Rick Bozich – 5
Michael O’Doherty – 5
Simon Briggs – 5
Dan Wetzel – 5
Mike Parry – 5
Bob Ryan – 5
Robert Reed – 5
Pete Dougherty – 5
Dan Le Batard – 5
Marcus Hayes – 5
Kyle Turley – 5
Mike Ditka – 5
Erril Laborde – 5
Lowell Cohn – 5
Rosie DiManno – 5
Mark Kiszla – 4
Greg Witter – 4
Myron Medcalf  – 4
Bill Polian – 4
MJ Franklin – 4
Alex Reimer – 4
Joan Vennochi – 4
Graham Couch – 4
Matt Yglesias – 4
Bill Livingston – 4
Michael Irvin – 4
Shawn Windsor – 4
Brock Huard – 4
Byron Tau – 4
Maggie Gray – 4
Michael Powell – 4
Mark Spector – 4
Chad Forbes – 4
Gary Myers – 4
Mark Schlereth – 4
Andy Gray – 4
David Fleming – 4
The Sporting News – 4
Jeff Pearlman – 4
Tony Grossi – 4
FanSided – 4
Kirk Herbstreit – 4
Tony Kornheiser – 4
Mike Felger – 4
USA Today op-eds – 4
Nathan Ruiz – 4
Michael Wilbon – 3
Reggie Miller – 3
Mark Madden – 3
Larry Brooks – 3
Dan Canova – 3
Steve Rosenbloom – 3
Stephen Jackson – 3
Mike Sando – 3
Walt Borla – 3
Chris Russo  – 3
Nick Cafardo – 3
Ice Cube – 3
Cathal Kelly – 3
Justin Peters – 3
Elise Finch – 3
Kevin Skiver  – 3
David Bahnsen – 3
Harold Reynolds – 3
Kevin Reynolds – 3
Mike Sheahan – 3
Bob Ford – 3
Steve Greenberg – 3
Matt Burke – 3
Malcolm Gladwell – 3
Mike Milbury – 3
Mac Engel – 3
Nick Kypreos – 3
Jason Smith – 3
Caron Butler – 3
Don Brennan – 3
Robert Tychkowski – 3
Mike Johnston – 3
Jeff Mans – 3
Joe Browne – 3
Mike Harrington – 3
Greg Mitchell – 3
Ron Cook – 2
Brian Kenny – 2
Barrett Sallee – 2
Craig Calcaterra – 2
Max Kellerman – 2
Gareth Wheeler – 2
John Cornyn – 2
Tony Dungy – 2
Bruce Jenkins – 2
Chris Wesseling – 2
Seth Greenberg – 2
Doug Smith – 2
Newsweek – 2
Teddy Cutler – 2
Will Cain – 2
Bill Cowher – 2
Paul Finebaum – 2
Charley Casserly – 2
Amin Elhassan – 2
Jim Henneman – 2
Mitch Lawrence – 2
Nick Wright – 2
Domonique Foxworth – 2
Gary Parrish – 2
Michael Farber – 2
Andy Furman – 2
Donovan McNabb – 2
Seth Davis – 2
Jon Heyman – 2
Jason La Canfora – 2
Booger McFarland – 2
Joe Schad – 2
Cork Gaines – 2

Thanks for reading!
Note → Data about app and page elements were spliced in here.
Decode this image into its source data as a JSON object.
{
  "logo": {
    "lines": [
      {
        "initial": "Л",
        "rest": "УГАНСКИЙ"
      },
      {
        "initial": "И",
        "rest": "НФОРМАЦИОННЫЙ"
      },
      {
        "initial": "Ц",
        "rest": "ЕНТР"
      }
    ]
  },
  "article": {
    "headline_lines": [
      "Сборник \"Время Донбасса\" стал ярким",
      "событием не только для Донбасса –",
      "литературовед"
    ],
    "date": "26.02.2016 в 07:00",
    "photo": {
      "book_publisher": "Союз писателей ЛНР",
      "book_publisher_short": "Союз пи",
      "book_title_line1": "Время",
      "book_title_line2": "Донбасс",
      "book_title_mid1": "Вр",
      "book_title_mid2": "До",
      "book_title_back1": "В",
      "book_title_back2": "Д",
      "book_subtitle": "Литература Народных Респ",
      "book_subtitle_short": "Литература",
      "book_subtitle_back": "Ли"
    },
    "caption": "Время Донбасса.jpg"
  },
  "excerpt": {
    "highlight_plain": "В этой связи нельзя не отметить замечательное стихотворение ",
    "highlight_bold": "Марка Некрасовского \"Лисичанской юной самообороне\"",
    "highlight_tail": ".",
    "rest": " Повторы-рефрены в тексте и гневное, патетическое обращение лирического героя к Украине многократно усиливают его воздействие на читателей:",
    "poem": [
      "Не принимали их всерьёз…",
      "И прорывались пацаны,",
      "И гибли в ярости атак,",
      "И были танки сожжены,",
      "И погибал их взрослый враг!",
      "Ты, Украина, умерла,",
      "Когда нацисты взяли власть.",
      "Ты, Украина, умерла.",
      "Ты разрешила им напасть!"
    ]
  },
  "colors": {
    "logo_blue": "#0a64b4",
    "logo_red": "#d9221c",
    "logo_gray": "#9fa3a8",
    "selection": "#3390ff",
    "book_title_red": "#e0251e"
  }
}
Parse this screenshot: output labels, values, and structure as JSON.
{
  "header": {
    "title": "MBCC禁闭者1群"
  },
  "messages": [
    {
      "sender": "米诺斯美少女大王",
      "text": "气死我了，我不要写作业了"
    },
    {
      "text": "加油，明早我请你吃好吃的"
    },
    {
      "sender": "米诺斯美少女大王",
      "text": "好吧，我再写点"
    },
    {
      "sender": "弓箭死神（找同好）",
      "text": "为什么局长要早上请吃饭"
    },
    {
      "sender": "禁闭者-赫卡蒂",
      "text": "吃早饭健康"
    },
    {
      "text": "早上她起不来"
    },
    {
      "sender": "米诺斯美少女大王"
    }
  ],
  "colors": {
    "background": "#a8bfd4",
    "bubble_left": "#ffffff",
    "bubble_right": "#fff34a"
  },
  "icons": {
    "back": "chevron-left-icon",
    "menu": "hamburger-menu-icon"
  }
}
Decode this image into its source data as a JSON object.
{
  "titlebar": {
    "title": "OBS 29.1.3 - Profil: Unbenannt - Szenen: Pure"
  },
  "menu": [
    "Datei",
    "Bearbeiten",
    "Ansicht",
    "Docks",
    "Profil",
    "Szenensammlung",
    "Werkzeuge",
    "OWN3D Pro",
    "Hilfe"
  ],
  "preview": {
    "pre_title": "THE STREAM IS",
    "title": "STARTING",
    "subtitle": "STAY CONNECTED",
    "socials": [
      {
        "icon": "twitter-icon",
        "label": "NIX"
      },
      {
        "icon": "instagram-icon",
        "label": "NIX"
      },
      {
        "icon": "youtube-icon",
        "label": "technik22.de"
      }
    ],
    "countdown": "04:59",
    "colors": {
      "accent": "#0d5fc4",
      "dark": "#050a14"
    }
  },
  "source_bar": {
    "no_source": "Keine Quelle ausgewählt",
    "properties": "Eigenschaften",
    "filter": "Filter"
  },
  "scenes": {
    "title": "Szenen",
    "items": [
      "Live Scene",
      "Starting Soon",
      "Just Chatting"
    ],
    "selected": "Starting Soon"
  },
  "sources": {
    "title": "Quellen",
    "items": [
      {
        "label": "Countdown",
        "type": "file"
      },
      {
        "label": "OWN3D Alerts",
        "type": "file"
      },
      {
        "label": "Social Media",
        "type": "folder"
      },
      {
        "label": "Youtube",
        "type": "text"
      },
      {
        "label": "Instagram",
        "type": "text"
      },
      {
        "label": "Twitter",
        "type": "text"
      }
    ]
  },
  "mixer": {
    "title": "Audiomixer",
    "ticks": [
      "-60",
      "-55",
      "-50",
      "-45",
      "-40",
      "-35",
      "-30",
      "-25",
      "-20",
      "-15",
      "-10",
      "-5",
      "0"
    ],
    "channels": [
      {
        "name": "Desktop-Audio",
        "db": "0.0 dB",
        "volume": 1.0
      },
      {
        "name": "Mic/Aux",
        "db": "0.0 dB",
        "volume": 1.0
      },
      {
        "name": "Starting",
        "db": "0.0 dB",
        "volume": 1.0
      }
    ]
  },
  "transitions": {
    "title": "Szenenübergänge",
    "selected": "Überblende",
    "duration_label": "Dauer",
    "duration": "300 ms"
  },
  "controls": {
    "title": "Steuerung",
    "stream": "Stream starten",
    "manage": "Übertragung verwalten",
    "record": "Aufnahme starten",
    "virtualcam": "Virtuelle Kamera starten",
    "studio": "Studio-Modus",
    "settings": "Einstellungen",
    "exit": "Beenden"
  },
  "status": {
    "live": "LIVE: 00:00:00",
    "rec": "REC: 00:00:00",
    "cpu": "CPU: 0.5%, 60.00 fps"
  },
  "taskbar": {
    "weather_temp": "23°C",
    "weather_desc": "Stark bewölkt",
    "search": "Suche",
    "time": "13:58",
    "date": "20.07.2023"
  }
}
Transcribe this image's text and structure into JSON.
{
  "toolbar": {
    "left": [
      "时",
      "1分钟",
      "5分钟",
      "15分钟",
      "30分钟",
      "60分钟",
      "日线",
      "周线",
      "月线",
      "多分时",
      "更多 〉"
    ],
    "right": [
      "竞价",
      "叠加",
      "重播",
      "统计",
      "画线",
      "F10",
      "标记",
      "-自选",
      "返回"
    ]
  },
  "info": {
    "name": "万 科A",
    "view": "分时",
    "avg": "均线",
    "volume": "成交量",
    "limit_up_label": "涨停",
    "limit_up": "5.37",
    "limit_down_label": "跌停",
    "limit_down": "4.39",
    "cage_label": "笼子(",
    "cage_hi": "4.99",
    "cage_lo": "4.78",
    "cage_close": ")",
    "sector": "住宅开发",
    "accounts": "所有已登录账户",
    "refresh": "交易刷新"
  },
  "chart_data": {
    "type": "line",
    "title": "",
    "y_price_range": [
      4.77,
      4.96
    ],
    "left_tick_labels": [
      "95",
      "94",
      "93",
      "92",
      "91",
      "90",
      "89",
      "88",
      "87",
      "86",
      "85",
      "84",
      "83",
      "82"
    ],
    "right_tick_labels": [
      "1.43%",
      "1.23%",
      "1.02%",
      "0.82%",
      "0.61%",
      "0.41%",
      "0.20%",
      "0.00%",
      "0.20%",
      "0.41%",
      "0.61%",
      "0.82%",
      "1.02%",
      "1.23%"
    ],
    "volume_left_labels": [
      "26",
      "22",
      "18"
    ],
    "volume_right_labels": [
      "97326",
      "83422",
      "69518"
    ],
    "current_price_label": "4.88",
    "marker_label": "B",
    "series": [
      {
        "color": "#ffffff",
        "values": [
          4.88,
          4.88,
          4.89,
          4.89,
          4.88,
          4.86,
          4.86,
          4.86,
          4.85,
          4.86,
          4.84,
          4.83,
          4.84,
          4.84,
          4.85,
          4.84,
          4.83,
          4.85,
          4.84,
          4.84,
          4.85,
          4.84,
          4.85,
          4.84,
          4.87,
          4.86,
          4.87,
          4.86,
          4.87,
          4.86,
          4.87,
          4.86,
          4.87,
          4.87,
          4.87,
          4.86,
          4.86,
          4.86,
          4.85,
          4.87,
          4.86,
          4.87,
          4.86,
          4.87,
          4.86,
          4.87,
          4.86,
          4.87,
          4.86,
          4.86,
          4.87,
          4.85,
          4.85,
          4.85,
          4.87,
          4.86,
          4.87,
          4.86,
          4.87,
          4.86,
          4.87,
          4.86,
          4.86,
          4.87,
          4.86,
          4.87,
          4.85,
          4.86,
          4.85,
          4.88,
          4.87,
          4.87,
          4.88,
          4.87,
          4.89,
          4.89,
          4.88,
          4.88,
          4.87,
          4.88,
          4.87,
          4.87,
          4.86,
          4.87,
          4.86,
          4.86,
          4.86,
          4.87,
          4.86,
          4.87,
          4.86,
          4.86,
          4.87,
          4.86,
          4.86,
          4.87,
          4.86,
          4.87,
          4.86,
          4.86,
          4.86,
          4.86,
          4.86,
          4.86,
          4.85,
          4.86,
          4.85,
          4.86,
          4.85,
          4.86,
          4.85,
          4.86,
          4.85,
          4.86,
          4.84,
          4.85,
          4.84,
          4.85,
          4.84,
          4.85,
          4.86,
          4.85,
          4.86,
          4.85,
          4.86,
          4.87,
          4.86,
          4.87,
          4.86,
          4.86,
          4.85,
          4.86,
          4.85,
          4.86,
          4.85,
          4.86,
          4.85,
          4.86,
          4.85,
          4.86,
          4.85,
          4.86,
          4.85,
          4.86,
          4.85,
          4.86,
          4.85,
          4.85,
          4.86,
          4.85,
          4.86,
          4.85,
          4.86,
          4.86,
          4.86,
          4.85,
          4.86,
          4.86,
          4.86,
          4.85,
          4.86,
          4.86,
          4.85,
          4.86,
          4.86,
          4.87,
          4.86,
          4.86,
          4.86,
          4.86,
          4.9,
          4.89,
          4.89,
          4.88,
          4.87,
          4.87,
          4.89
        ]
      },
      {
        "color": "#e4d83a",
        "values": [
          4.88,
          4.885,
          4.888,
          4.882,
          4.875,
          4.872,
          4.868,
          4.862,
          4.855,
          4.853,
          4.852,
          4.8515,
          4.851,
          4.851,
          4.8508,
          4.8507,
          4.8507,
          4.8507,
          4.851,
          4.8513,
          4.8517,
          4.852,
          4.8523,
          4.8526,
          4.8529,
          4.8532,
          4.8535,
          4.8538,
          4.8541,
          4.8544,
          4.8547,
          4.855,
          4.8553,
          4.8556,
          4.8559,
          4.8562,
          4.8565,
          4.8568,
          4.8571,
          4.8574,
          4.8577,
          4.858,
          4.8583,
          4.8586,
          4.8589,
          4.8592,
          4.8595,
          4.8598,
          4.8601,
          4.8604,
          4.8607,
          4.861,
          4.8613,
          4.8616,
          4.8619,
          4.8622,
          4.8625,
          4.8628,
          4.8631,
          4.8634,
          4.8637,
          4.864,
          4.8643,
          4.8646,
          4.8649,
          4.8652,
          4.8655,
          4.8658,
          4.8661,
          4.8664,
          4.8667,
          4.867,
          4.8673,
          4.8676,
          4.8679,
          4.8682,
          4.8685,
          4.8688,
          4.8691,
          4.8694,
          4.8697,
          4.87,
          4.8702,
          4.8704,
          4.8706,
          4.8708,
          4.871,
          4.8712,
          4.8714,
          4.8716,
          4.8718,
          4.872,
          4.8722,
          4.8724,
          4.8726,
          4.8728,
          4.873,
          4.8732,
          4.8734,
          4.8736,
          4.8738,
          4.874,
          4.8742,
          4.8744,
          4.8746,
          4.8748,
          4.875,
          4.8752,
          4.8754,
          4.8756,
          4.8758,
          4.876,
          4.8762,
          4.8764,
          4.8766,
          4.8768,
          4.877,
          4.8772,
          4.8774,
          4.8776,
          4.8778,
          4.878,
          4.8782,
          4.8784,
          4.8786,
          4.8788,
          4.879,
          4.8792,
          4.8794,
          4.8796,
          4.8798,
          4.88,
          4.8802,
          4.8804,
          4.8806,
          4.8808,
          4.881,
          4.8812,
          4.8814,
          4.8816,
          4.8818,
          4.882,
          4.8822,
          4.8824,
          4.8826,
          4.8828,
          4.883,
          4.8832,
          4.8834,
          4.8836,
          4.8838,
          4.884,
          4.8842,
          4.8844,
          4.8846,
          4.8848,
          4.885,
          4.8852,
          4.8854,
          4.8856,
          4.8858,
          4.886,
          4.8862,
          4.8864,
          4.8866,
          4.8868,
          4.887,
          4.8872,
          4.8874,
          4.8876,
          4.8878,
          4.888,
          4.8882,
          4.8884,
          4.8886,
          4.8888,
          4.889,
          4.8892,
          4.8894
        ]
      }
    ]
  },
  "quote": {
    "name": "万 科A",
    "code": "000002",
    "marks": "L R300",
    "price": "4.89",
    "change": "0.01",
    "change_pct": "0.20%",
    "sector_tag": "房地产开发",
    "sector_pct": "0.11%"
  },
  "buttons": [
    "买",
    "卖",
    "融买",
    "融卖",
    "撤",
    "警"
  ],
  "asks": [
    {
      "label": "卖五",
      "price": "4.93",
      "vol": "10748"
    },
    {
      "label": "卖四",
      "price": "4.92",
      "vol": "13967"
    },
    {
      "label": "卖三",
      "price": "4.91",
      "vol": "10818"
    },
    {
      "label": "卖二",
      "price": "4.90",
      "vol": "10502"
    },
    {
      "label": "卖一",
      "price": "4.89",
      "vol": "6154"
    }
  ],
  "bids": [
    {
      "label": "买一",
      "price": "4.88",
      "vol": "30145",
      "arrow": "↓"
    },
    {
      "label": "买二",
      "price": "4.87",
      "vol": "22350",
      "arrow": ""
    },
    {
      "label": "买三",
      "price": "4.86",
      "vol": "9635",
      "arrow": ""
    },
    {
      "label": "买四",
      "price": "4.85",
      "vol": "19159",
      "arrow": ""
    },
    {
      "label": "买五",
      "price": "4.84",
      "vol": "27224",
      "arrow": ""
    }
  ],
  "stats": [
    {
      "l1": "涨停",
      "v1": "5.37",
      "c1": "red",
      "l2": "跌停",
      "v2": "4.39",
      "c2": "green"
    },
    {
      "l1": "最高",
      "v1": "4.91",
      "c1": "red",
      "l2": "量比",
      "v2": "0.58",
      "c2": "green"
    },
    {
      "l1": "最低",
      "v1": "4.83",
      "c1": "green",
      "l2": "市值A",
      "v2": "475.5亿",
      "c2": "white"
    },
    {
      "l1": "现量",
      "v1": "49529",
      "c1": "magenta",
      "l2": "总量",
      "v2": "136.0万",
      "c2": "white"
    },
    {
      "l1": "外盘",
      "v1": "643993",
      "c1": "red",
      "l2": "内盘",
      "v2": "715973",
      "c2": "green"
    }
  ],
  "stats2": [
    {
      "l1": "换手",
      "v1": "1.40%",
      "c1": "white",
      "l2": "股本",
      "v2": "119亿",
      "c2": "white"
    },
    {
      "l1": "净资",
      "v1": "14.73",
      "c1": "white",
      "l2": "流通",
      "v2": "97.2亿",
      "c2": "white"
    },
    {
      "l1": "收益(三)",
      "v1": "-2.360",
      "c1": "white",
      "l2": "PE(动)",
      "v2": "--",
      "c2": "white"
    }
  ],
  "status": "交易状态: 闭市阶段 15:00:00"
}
Tune in next week for more This Week In Hot Takes. As always, you can send submissions to me via e-mail or on Twitter.

About Andrew Bucholtz

Andrew Bucholtz has been covering sports media for Awful Announcing since 2012. He is also a staff writer for The Comeback. His previous work includes time at Yahoo! Sports Canada and Black Press.